Myth of Domestic and Family Violence

Sociologist & public health researcher, Sara Shoener, critiques the dangerous narrative that positions two-parent households as a protection for women and children from domestic abuse. The Washington Post ran a reckless piece of social science by a conservative sociologist who made this claim based on poor use of statistics. This researcher, writing for The New York Times, has conducted ethnographic research on how the criminal justice system handles domestic abuse cases. Her data illustrate the damage of the two parent myth.

“Prioritising two-parent families tethers victims of violence to their assailants, sacrifices safety in the name of parental rights and helps batterers maintain control. Sweeping rhetoric about the value of marriage and father involvement is not just incomplete. For victims of domestic violence, it’s dangerous… Mental health professionals, law enforcement officials, judges and members of the clergy often showed greater concern for the maintenance of a two-parent family than for the safety of the mother and her children.
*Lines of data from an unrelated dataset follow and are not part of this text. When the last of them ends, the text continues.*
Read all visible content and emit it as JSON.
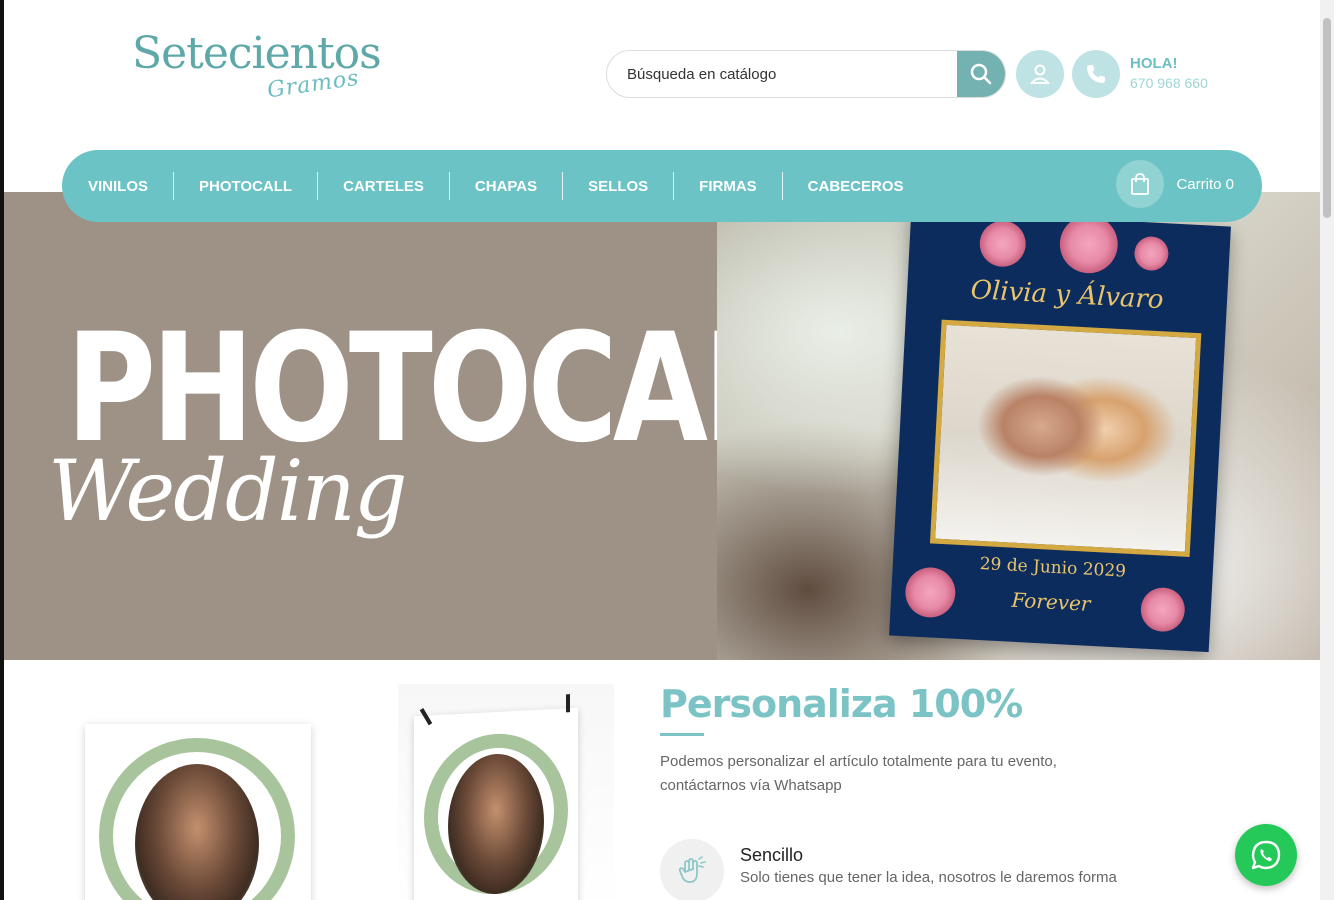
{
  "brand": {
    "name": "Setecientos",
    "script": "Gramos"
  },
  "search": {
    "placeholder": "Búsqueda en catálogo"
  },
  "contact": {
    "greeting": "HOLA!",
    "phone": "670 968 660"
  },
  "nav": {
    "items": [
      {
        "label": "VINILOS"
      },
      {
        "label": "PHOTOCALL"
      },
      {
        "label": "CARTELES"
      },
      {
        "label": "CHAPAS"
      },
      {
        "label": "SELLOS"
      },
      {
        "label": "FIRMAS"
      },
      {
        "label": "CABECEROS"
      }
    ],
    "cart_label": "Carrito 0"
  },
  "hero": {
    "title": "PHOTOCALL",
    "subtitle": "Wedding",
    "poster": {
      "names": "Olivia y Álvaro",
      "date": "29 de Junio 2029",
      "tagline": "Forever"
    }
  },
  "section": {
    "title": "Personaliza 100%",
    "description": "Podemos personalizar el artículo totalmente para tu evento, contáctarnos vía Whatsapp",
    "feature": {
      "title": "Sencillo",
      "description": "Solo tienes que tener la idea, nosotros le daremos forma"
    }
  },
  "colors": {
    "accent": "#6cc3c5",
    "hero_left_bg": "#9e9186",
    "whatsapp": "#25c95a",
    "poster_navy": "#0d2c5e",
    "gold": "#e9c46a"
  },
  "icons": {
    "search": "search-icon",
    "user": "user-icon",
    "phone": "phone-icon",
    "cart": "shopping-bag-icon",
    "whatsapp": "whatsapp-icon",
    "feature": "hand-icon"
  }
}
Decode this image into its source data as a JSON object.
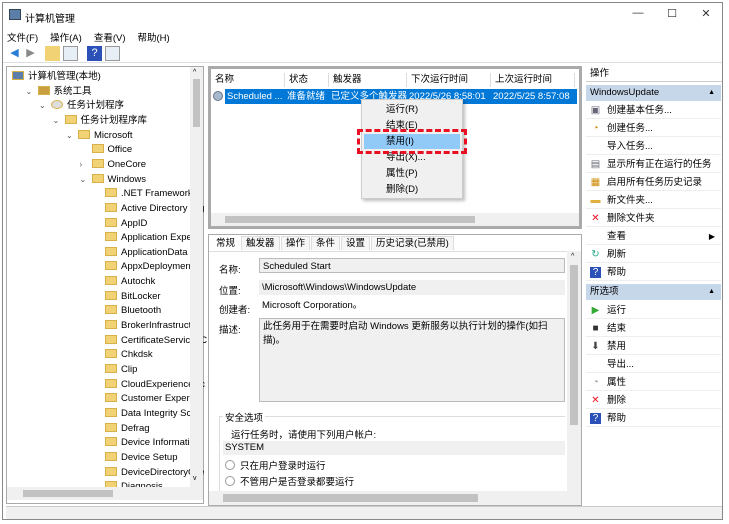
{
  "window": {
    "title": "计算机管理",
    "controls": [
      "—",
      "☐",
      "✕"
    ]
  },
  "menu": [
    "文件(F)",
    "操作(A)",
    "查看(V)",
    "帮助(H)"
  ],
  "tree": [
    {
      "label": "计算机管理(本地)",
      "level": 0
    },
    {
      "label": "系统工具",
      "level": 1,
      "expanded": true
    },
    {
      "label": "任务计划程序",
      "level": 2,
      "expanded": true
    },
    {
      "label": "任务计划程序库",
      "level": 3,
      "expanded": true
    },
    {
      "label": "Microsoft",
      "level": 4,
      "expanded": true
    },
    {
      "label": "Office",
      "level": 5
    },
    {
      "label": "OneCore",
      "level": 5,
      "collapsed": true
    },
    {
      "label": "Windows",
      "level": 5,
      "expanded": true
    },
    {
      "label": ".NET Framework",
      "level": 6
    },
    {
      "label": "Active Directory Rig",
      "level": 6
    },
    {
      "label": "AppID",
      "level": 6
    },
    {
      "label": "Application Experie",
      "level": 6
    },
    {
      "label": "ApplicationData",
      "level": 6
    },
    {
      "label": "AppxDeploymentCl",
      "level": 6
    },
    {
      "label": "Autochk",
      "level": 6
    },
    {
      "label": "BitLocker",
      "level": 6
    },
    {
      "label": "Bluetooth",
      "level": 6
    },
    {
      "label": "BrokerInfrastructur",
      "level": 6
    },
    {
      "label": "CertificateServicesC",
      "level": 6
    },
    {
      "label": "Chkdsk",
      "level": 6
    },
    {
      "label": "Clip",
      "level": 6
    },
    {
      "label": "CloudExperienceHc",
      "level": 6
    },
    {
      "label": "Customer Experien",
      "level": 6
    },
    {
      "label": "Data Integrity Scan",
      "level": 6
    },
    {
      "label": "Defrag",
      "level": 6
    },
    {
      "label": "Device Information",
      "level": 6
    },
    {
      "label": "Device Setup",
      "level": 6
    },
    {
      "label": "DeviceDirectoryClie",
      "level": 6
    },
    {
      "label": "Diagnosis",
      "level": 6
    }
  ],
  "tasks": {
    "columns": [
      "名称",
      "状态",
      "触发器",
      "下次运行时间",
      "上次运行时间"
    ],
    "rows": [
      {
        "name": "Scheduled ...",
        "status": "准备就绪",
        "trigger": "已定义多个触发器",
        "next": "2022/5/26 8:58:01",
        "last": "2022/5/25 8:57:08"
      }
    ]
  },
  "context_menu": {
    "items": [
      "运行(R)",
      "结束(E)",
      "禁用(I)",
      "导出(X)...",
      "属性(P)",
      "删除(D)"
    ],
    "highlighted": "禁用(I)",
    "highlight_color": "#e81123"
  },
  "details": {
    "tabs": [
      "常规",
      "触发器",
      "操作",
      "条件",
      "设置",
      "历史记录(已禁用)"
    ],
    "active_tab": "常规",
    "name_label": "名称:",
    "name": "Scheduled Start",
    "location_label": "位置:",
    "location": "\\Microsoft\\Windows\\WindowsUpdate",
    "author_label": "创建者:",
    "author": "Microsoft Corporation。",
    "desc_label": "描述:",
    "description": "此任务用于在需要时启动 Windows 更新服务以执行计划的操作(如扫描)。",
    "security_title": "安全选项",
    "run_as_label": "运行任务时，请使用下列用户帐户:",
    "account": "SYSTEM",
    "radio1": "只在用户登录时运行",
    "radio2": "不管用户是否登录都要运行"
  },
  "actions": {
    "title": "操作",
    "section1": "WindowsUpdate",
    "items1": [
      {
        "label": "创建基本任务...",
        "icon": "create-basic-task-icon"
      },
      {
        "label": "创建任务...",
        "icon": "create-task-icon"
      },
      {
        "label": "导入任务...",
        "icon": ""
      },
      {
        "label": "显示所有正在运行的任务",
        "icon": "running-tasks-icon"
      },
      {
        "label": "启用所有任务历史记录",
        "icon": "history-icon"
      },
      {
        "label": "新文件夹...",
        "icon": "folder-icon"
      },
      {
        "label": "删除文件夹",
        "icon": "delete-icon"
      },
      {
        "label": "查看",
        "icon": "",
        "submenu": true
      },
      {
        "label": "刷新",
        "icon": "refresh-icon"
      },
      {
        "label": "帮助",
        "icon": "help-icon"
      }
    ],
    "section2": "所选项",
    "items2": [
      {
        "label": "运行",
        "icon": "run-icon"
      },
      {
        "label": "结束",
        "icon": "stop-icon"
      },
      {
        "label": "禁用",
        "icon": "disable-icon"
      },
      {
        "label": "导出...",
        "icon": ""
      },
      {
        "label": "属性",
        "icon": "properties-icon"
      },
      {
        "label": "删除",
        "icon": "delete-icon"
      },
      {
        "label": "帮助",
        "icon": "help-icon"
      }
    ]
  }
}
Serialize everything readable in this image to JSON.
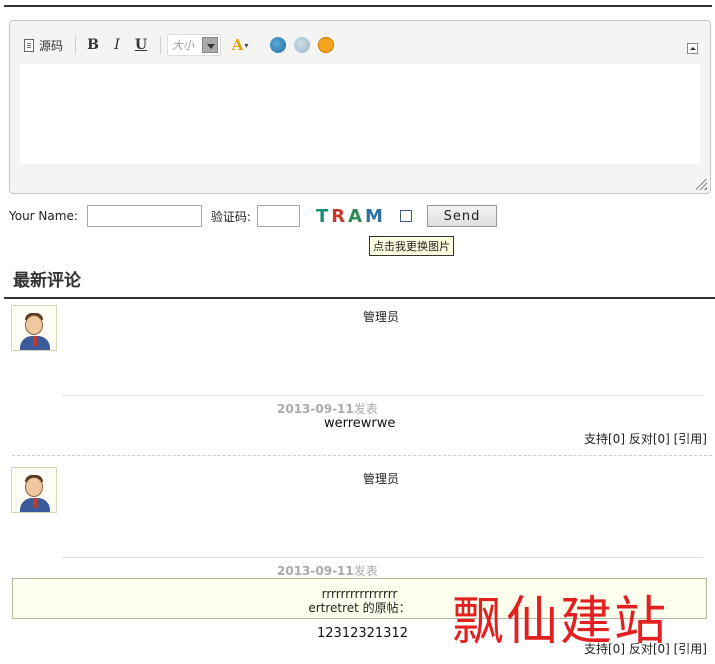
{
  "editor": {
    "toolbar": {
      "source_label": "源码",
      "bold_label": "B",
      "italic_label": "I",
      "underline_label": "U",
      "font_size_label": "大小",
      "font_color_label": "A"
    }
  },
  "form": {
    "name_label": "Your Name:",
    "name_value": "",
    "captcha_label": "验证码:",
    "captcha_value": "",
    "captcha_chars": [
      "T",
      "R",
      "A",
      "M"
    ],
    "send_label": "Send",
    "captcha_tooltip": "点击我更换图片"
  },
  "comments_section": {
    "title": "最新评论",
    "comments": [
      {
        "author": "管理员",
        "date": "2013-09-11",
        "date_suffix": "发表",
        "content": "werrewrwe",
        "actions": "支持[0] 反对[0] [引用]"
      },
      {
        "author": "管理员",
        "date": "2013-09-11",
        "date_suffix": "发表",
        "quote_text": "rrrrrrrrrrrrrrrr",
        "quote_source": "ertretret 的原帖：",
        "content": "12312321312",
        "actions": "支持[0] 反对[0] [引用]"
      }
    ]
  },
  "watermark": "飘仙建站"
}
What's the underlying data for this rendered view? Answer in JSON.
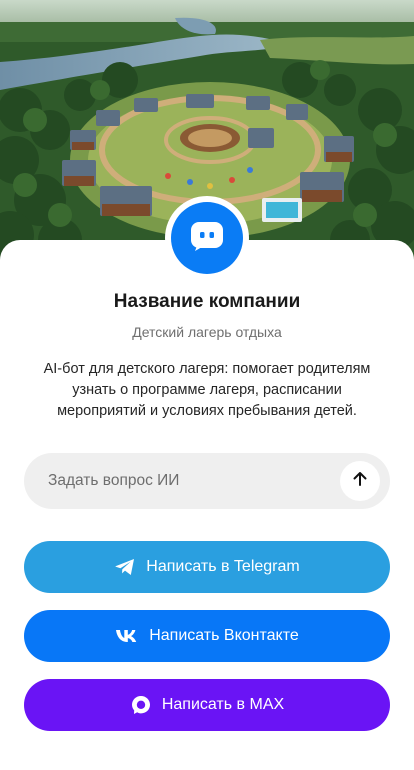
{
  "company": {
    "name": "Название компании",
    "subtitle": "Детский лагерь отдыха",
    "description": "AI-бот для детского лагеря: помогает родителям узнать о программе лагеря, расписании мероприятий и условиях пребывания детей."
  },
  "ask": {
    "placeholder": "Задать вопрос ИИ",
    "value": "",
    "send_icon": "arrow-up-icon"
  },
  "actions": {
    "telegram": {
      "label": "Написать в Telegram",
      "icon": "telegram-icon",
      "color": "#2a9fe0"
    },
    "vk": {
      "label": "Написать Вконтакте",
      "icon": "vk-icon",
      "color": "#0877f7"
    },
    "max": {
      "label": "Написать в MAX",
      "icon": "max-icon",
      "color": "#6a14f5"
    }
  },
  "avatar": {
    "icon": "chat-bot-icon",
    "color": "#0a7cf5"
  },
  "hero": {
    "image": "summer-camp-aerial-photo"
  }
}
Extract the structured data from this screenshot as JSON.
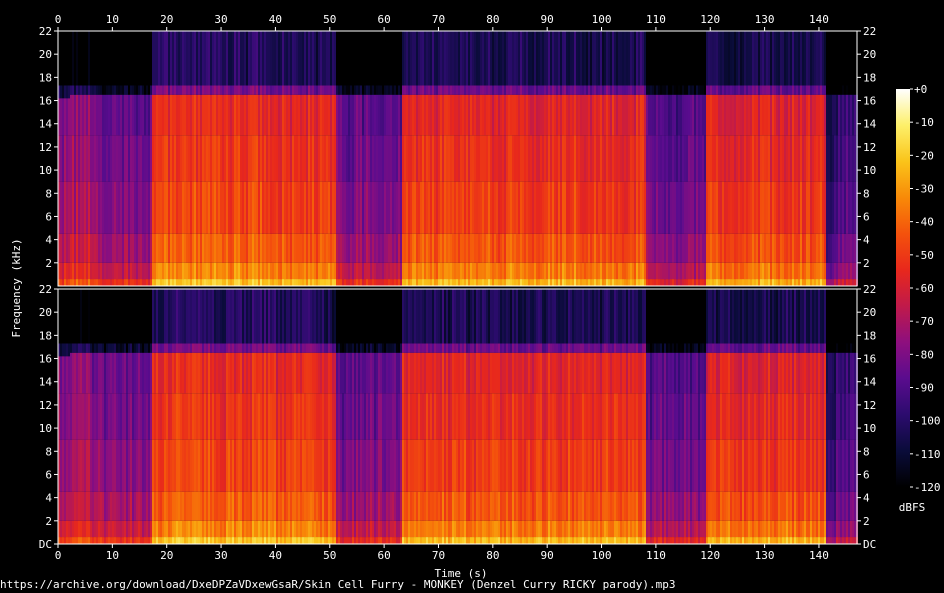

Women who left abusive men were frequently perceived at best as mothers who had not successfully kept their children out of harm’s way and at worst as liars who were alienating children from their fathers.”

– Sara Shoener, via NYT
Text graphic, with quote: "Prioritising two-parent families tethers victims of violence to their assailants"

Top image & quote, NYT 

2 thoughts on “Myth of Domestic and Family Violence

  1. In Australia the leading cause of injury and death to pregnant women is violence by the intimate partner. Abuse frequently escalates to physical violence when a woman becomes pregnant. ABS study on violence in Australia 2006.


  2. Hi Jane Rakali Thanks very much for your comment; this is a great point to bring into the discussion! I presume you mean the Personal Safety Survey by the Australian Bureau of Statistics ( For other readers, this study found that 59% of women who had experienced violence from a previous partner had been pregnant at some stage of their relationship (667,900 women); and of this sub-group, 36% experienced violence during their pregnancy (239,800 women); and 17% reported that the first time their partner was violent occurred while they were pregnant (112,000 women). The dataset aggregates women who are married (49.3%) and in de facto relationships (0.3%), but does not break down incidence of domestic violence by marriage type. Nevertheless, almost two-thirds of women who experienced violence had children at the time (61%) and one third reported that their children witnessed the violence (36%). The data speak to the flawed logic that marriage protects women from violence.

    Thanks Jane!


Comments are closed.